Four: Today, millions of North Americans are taking cholesterol-lowering-drugs (CLDs). But this poses a problem. CLDs work by inhibiting an enzyme that produces cholesterol. But this same enzyme is also required for the manufacture of CoQ10, so by taking CLDs less CoQ10 is produced. It’s worrying that CLDs rob the heart’s muscle of up to 40 percent of CoQ10! This is the best example I know where humans, by tinkering with nature, trigger unintended consequences. Beta blockers for blood pressure, and antidepressant drugs can also decrease CoQ10 levels.
Five: Some researchers believe that by robbing the heart of CoQ10 year after year, CLDs may be setting the stage for an epidemic of heart failure. Currently, heart failure is the fastest-growing cardiovascular problem in North America, partly due to an aging population and possibly an unintended effect of CLDs.
Six: 25 percent of cholesterol is located in the brain, as it too requires a good supply of energy. The use of CLDs results in another unintended consequence as CLDs pass through the blood brain barrier. This delivers a double whammy to the brain by affecting cholesterol metabolism and decreasing CoQ10. This explains why some people on CLDs complain of emotional problems. In rare cases, it has caused total amnesia, cured only by discontinuing this medication.
Seven: In my travels I’ve found that large numbers of people on CLDs are not taking CoQ10. If you are one of those, you should discuss this matter with your doctor. Remember, today there’s a tendency for physicians to prescribe increasing doses of CLDs, and the greater the amount, the more need for CoQ10.
Eight: Studies show patients with heart failure have low levels of CoQ10. Fortunately, CoQ10 supplements can increase the strength of cardiac muscle in patients suffering from this problem. And a report in the American Journal of Cardiology showed that a daily dose of 150 milligrams of CoQ10 decreases the incidence of angina by 50 percent.

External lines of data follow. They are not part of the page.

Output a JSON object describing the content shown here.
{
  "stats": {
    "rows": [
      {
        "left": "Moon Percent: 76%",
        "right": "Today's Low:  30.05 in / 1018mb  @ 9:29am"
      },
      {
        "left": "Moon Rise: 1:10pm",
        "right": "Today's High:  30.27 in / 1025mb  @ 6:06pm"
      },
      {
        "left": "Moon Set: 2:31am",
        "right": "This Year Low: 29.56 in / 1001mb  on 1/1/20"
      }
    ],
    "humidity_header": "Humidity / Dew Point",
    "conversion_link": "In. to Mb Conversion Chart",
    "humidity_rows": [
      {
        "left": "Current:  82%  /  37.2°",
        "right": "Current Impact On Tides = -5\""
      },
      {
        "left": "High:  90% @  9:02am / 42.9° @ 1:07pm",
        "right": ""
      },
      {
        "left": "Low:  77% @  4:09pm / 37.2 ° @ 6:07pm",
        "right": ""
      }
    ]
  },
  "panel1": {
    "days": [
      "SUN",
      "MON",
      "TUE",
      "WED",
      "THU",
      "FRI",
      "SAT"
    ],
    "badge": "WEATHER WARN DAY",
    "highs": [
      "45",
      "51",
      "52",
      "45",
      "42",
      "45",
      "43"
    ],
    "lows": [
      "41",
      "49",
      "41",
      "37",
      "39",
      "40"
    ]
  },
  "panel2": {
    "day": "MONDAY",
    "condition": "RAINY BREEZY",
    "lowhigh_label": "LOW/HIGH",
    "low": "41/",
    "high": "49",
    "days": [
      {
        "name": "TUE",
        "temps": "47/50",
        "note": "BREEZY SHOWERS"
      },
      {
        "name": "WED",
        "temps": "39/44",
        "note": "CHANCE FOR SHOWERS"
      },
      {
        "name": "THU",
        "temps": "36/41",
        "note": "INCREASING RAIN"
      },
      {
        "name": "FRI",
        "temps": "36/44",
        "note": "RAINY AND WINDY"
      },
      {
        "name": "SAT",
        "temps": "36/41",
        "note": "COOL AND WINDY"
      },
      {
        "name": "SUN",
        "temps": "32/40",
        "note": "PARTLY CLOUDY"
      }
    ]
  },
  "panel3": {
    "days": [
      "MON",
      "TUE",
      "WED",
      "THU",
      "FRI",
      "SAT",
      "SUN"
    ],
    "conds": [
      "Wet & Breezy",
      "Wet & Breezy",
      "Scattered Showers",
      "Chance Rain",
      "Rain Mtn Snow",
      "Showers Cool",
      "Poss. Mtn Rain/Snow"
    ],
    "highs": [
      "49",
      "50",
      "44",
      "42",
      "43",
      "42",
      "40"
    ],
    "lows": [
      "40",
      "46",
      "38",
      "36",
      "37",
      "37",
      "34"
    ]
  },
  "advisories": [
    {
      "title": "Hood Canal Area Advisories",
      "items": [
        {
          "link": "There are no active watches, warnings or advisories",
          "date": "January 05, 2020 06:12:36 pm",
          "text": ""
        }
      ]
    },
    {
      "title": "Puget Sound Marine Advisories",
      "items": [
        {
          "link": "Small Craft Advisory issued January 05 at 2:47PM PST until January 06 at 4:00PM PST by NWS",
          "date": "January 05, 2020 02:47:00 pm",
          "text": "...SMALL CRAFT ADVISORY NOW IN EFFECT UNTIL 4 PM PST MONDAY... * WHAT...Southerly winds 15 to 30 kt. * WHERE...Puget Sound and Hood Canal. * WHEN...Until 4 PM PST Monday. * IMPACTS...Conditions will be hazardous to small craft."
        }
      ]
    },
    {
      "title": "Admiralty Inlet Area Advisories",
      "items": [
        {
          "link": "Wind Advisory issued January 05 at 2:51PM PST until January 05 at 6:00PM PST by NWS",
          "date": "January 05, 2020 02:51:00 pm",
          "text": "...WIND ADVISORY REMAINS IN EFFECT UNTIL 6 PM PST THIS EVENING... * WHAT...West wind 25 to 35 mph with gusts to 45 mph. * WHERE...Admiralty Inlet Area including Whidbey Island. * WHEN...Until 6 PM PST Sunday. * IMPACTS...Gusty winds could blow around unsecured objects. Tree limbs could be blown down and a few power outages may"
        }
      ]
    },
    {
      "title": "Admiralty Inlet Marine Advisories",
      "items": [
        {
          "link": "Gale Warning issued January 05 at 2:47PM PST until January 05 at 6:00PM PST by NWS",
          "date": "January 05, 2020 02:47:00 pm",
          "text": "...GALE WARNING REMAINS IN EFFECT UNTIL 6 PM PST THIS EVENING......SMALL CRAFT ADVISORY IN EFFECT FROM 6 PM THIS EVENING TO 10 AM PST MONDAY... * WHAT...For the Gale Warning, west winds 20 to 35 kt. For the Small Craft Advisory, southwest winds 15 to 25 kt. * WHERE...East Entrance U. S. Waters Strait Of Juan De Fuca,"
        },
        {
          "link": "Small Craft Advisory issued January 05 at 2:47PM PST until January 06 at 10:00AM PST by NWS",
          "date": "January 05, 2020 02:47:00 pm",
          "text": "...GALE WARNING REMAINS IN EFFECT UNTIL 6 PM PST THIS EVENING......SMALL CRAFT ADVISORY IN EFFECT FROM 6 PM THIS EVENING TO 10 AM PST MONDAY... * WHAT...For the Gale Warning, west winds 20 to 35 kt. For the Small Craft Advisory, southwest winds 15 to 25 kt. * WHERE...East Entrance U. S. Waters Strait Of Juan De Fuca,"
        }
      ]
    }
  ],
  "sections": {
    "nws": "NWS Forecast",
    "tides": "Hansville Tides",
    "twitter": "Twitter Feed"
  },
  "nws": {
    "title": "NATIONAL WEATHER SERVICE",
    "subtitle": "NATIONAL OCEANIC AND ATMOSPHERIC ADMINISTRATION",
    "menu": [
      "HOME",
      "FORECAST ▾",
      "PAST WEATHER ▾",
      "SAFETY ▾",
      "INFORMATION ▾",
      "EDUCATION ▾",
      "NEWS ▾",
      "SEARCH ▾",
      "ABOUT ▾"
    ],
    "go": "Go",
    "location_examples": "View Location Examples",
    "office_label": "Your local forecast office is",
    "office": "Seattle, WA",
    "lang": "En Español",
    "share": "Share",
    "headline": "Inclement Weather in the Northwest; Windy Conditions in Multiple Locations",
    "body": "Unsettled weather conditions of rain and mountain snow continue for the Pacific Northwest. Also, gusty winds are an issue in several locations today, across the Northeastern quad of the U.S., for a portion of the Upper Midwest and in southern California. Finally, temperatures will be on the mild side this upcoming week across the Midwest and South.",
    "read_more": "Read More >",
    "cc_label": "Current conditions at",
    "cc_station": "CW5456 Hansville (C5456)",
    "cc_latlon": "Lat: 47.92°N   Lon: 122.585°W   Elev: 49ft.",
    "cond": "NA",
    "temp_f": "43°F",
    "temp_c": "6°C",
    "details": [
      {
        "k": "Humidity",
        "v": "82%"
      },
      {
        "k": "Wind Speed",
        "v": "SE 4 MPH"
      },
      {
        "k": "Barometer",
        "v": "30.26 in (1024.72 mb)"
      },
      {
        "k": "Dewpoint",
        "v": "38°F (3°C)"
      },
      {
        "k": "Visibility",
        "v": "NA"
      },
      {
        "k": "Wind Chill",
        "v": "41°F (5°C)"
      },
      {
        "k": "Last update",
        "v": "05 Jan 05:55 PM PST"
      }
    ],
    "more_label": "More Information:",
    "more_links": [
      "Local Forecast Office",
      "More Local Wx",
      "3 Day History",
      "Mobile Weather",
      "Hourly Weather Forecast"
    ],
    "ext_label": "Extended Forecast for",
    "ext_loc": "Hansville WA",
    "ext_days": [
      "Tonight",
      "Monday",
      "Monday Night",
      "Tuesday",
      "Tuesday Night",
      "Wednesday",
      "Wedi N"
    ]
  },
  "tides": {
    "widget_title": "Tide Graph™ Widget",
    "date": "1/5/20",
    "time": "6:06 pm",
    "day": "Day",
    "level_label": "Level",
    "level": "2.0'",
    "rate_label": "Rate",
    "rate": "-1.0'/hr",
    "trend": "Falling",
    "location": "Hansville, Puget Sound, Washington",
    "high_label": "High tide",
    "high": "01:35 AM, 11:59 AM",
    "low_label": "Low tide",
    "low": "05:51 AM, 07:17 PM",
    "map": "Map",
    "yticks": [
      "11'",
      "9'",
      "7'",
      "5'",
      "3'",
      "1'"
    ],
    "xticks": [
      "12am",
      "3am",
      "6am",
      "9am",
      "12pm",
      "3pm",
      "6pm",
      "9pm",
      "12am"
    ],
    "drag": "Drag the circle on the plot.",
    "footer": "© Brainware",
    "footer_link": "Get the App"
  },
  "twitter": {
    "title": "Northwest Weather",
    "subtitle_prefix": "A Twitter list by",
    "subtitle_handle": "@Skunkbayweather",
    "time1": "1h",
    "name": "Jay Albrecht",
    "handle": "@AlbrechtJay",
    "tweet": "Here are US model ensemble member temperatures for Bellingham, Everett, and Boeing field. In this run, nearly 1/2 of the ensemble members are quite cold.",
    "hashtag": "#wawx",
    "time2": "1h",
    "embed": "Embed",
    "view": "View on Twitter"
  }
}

Nine: 50 percent of overweight patients have low levels of CoQ10. Speeding up metabolism with Co Q10 is a safe way to help weight loss. CoQ10 is also a good antioxidant, and some evidence shows it may be helpful for those with macular degeneration and diabetes. A lack of antioxidants has been associated with aging.
Ten: Remember, it’s energy that makes our world function day after day, and without it civilization as we know it will quickly end. Since CoQ10 is the body’s main source of fuel, the more we know about it the better. It’s available in Health Food Stores.
As Benjamin Disraeli, Britain’s Prime Minister, counselled, “As a general rule, most successful people are ones who have the best information.”
So I hope Mark Twain would be pleased with these non-distorted facts.
Dr. Ken Walker (Gifford-Jones) is a graduate of the University of Toronto and the Harvard Medical School. He trained in general surgery at the Strong Memorial Hospital, University of Rochester, Montreal General Hospital, McGill University and in Gynecologyat Harvard. He has also been a general practitioner, ship’s surgeon and hotel doctor. See www.docgiff.com for past columns. For comments: email@example.com